===== Data in this exercise =====

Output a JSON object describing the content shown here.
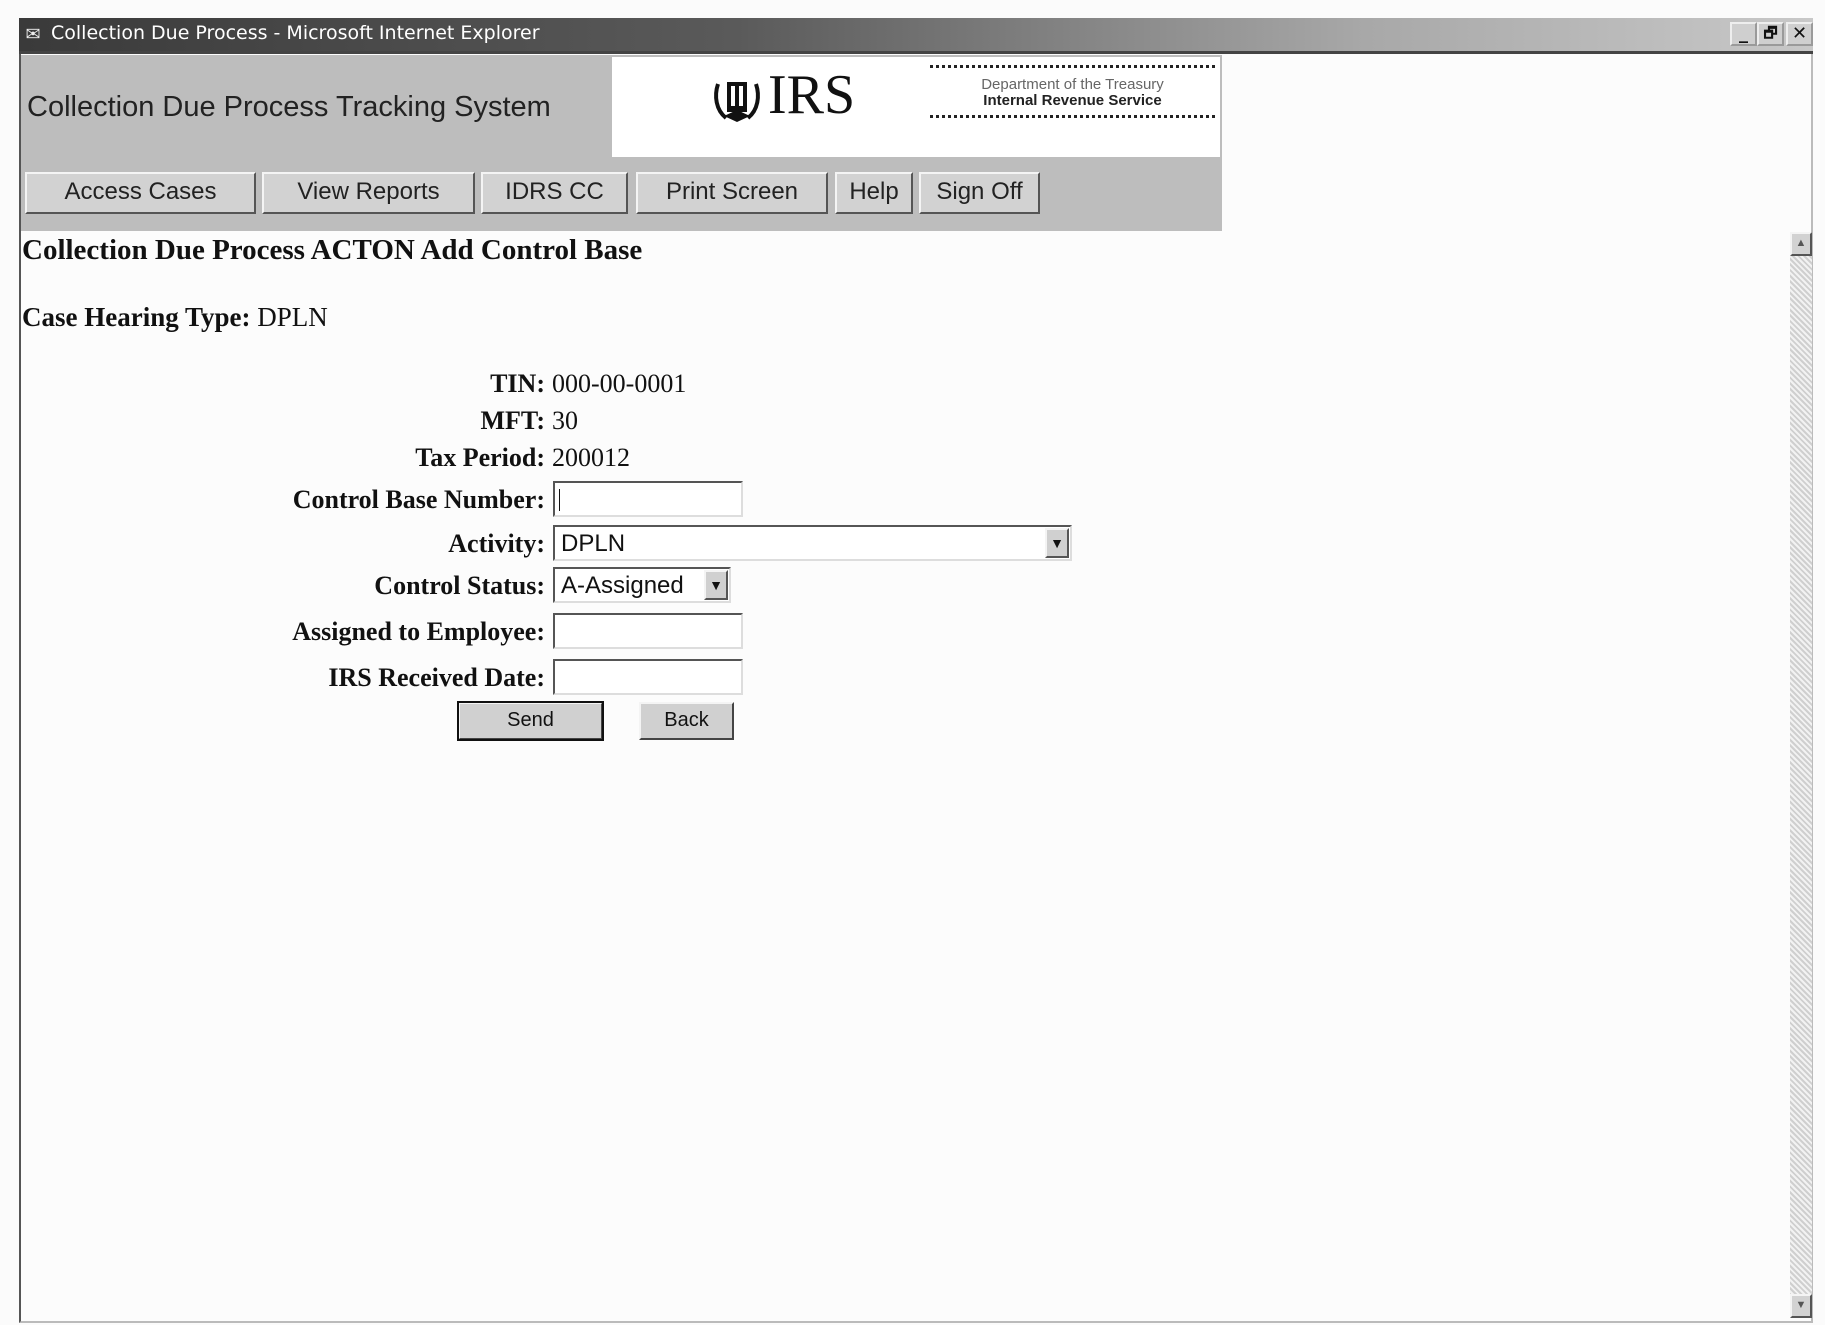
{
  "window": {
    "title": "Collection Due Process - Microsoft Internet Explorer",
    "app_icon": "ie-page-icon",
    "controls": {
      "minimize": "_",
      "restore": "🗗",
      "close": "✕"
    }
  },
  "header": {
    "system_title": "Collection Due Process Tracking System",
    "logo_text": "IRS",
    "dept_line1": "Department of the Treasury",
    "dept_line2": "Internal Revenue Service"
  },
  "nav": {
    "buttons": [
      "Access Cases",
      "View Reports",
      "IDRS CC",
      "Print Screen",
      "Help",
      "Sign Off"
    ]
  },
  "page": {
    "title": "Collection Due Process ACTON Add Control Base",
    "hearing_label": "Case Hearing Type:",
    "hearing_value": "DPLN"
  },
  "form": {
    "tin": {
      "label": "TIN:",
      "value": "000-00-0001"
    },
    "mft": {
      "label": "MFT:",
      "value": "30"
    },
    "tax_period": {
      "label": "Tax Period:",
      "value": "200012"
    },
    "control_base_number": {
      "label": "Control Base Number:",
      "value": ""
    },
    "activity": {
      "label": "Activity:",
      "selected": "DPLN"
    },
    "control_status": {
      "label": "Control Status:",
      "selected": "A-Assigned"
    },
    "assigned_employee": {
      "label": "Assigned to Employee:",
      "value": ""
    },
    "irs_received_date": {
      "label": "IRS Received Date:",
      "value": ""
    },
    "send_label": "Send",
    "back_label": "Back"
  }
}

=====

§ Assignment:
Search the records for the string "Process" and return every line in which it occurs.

§ Answer for the task:
    "title": "Collection Due Process - Microsoft Internet Explorer",
    "system_title": "Collection Due Process Tracking System",
    "title": "Collection Due Process ACTON Add Control Base",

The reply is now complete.